The Overdrawn Love Bank
An unconventional yet interesting view on marriage pioneered by Dr. Harley is that
“inside all of us is a Love Bank with accounts in the names of everyone we know.” When people have more negative interactions with their spouse than positive, they begin to associate their spouse with unhappiness. Based on his research, Dr. Harley believes that “love might be nothing more than a learned association.”
Though oversimplified, this is one way of looking at relationships: The more we hurt each other (by acting in the ways described in this article), the less happy we feel, so the inverse must also be true.
A close cousin to stonewalling, emotional disengagement is defined as holding back certain aspects of one’s inner being. Sam Margulies, PhD and Esq., believes that being emotionally engaged is a “minimum requirement” in order to maintain intimacy. This includes feeling safe enough to share one’s feelings and actively listening to the other person’s feelings. If this does not regularly take place, couples may feel as though they are falling out of love with each other, have less sexual intercourse, feel bored in the marriage, and start looking outside the relationship.
Unrealistic Marital Expectations
Though Katie Durkin is no expert, her views on the Limits of Traditional Marriage are worth noting. She believes “the unrealistic demands of monogamy” are yet another hindrance to matrimonial success.
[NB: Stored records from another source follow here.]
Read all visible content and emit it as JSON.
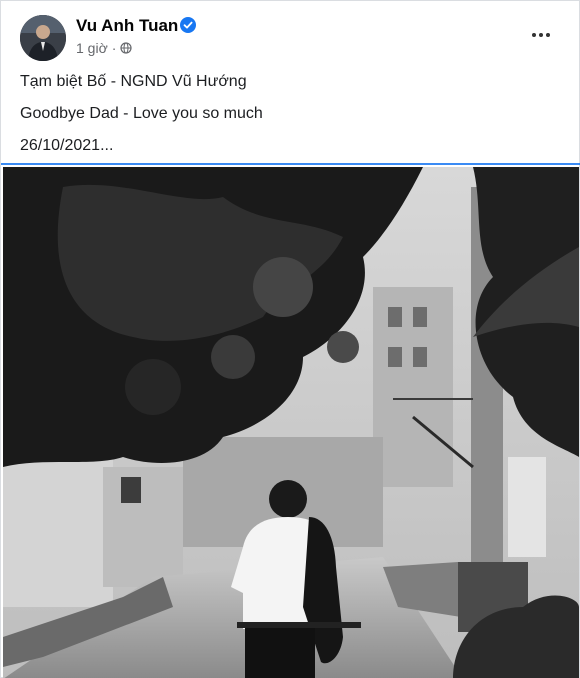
{
  "post": {
    "author": "Vu Anh Tuan",
    "time": "1 giờ",
    "privacy_icon": "globe-icon",
    "verified_icon": "verified-badge-icon",
    "more_icon": "more-options-icon",
    "caption_lines": [
      "Tạm biệt Bố - NGND Vũ Hướng",
      "Goodbye Dad - Love you so much",
      "26/10/2021..."
    ]
  },
  "colors": {
    "accent": "#1877f2",
    "meta_text": "#65676b"
  }
}
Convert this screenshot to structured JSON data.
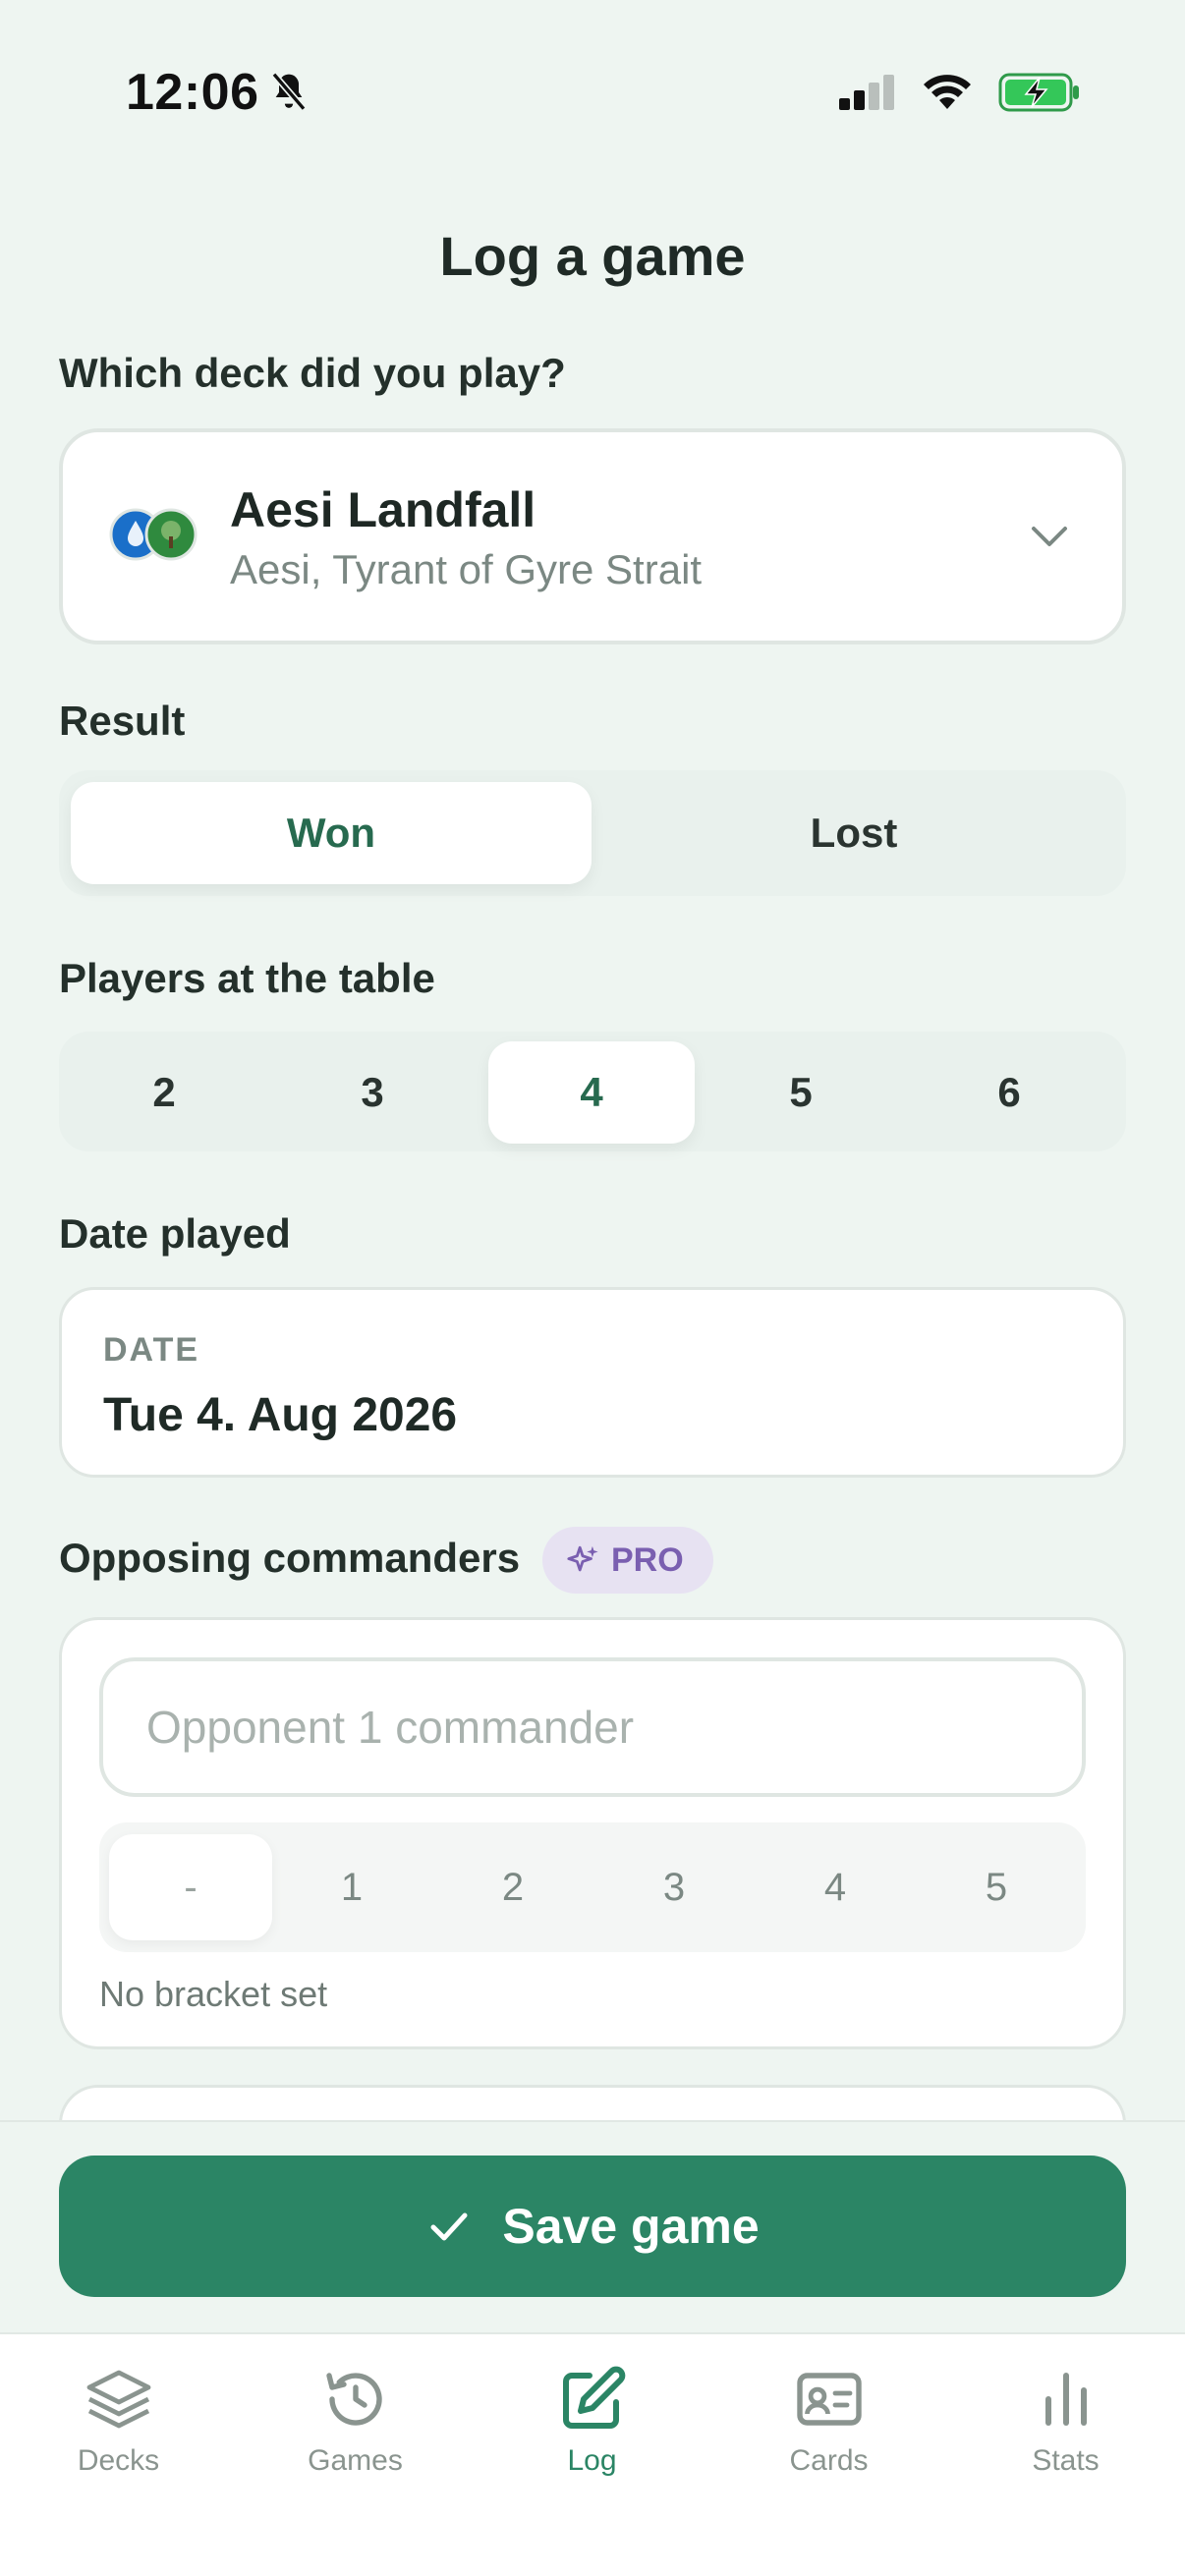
{
  "status": {
    "time": "12:06"
  },
  "title": "Log a game",
  "deck_section": {
    "label": "Which deck did you play?",
    "deck_name": "Aesi Landfall",
    "commander": "Aesi, Tyrant of Gyre Strait"
  },
  "result": {
    "label": "Result",
    "won": "Won",
    "lost": "Lost",
    "selected": "Won"
  },
  "players": {
    "label": "Players at the table",
    "options": [
      "2",
      "3",
      "4",
      "5",
      "6"
    ],
    "selected": "4"
  },
  "date": {
    "label": "Date played",
    "caption": "DATE",
    "value": "Tue 4. Aug 2026"
  },
  "opposing": {
    "label": "Opposing commanders",
    "badge": "PRO",
    "placeholder": "Opponent 1 commander",
    "brackets": [
      "-",
      "1",
      "2",
      "3",
      "4",
      "5"
    ],
    "note": "No bracket set"
  },
  "save_label": "Save game",
  "tabs": [
    {
      "label": "Decks",
      "icon": "layers-icon"
    },
    {
      "label": "Games",
      "icon": "history-icon"
    },
    {
      "label": "Log",
      "icon": "edit-icon",
      "active": true
    },
    {
      "label": "Cards",
      "icon": "id-card-icon"
    },
    {
      "label": "Stats",
      "icon": "bar-chart-icon"
    }
  ],
  "colors": {
    "accent": "#2b8565",
    "background": "#eef5f1",
    "pro": "#7a5fb0"
  }
}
She calls for people to reevaluate their expectations of marriage and infidelity.
However, not all people who are unhappy in a marriage seek affection outside their relationship. Perhaps individuals just need to feel respected for the unique person they are. Maybe they need room to grow and change or they wish to be understood. After all, people are apt to change, and that’s okay.
A couple’s conflict-resolution strategies (or lack thereof) can predict the health of their marriage. And it isn’t about simply avoiding divorce, because staying unhappily married, like my friend’s long-suffering pal, can be just as heartbreaking. It’s about raising the quality of one’s marriage and tailoring it to suit each individual’s needs.
And since conflict is inevitable, why not get used to the discomfort and dig into issues with a little patience and respect? If couple’s aren’t willing to make the effort it takes to navigate conflict with loving kindness, unhappiness will surely follow.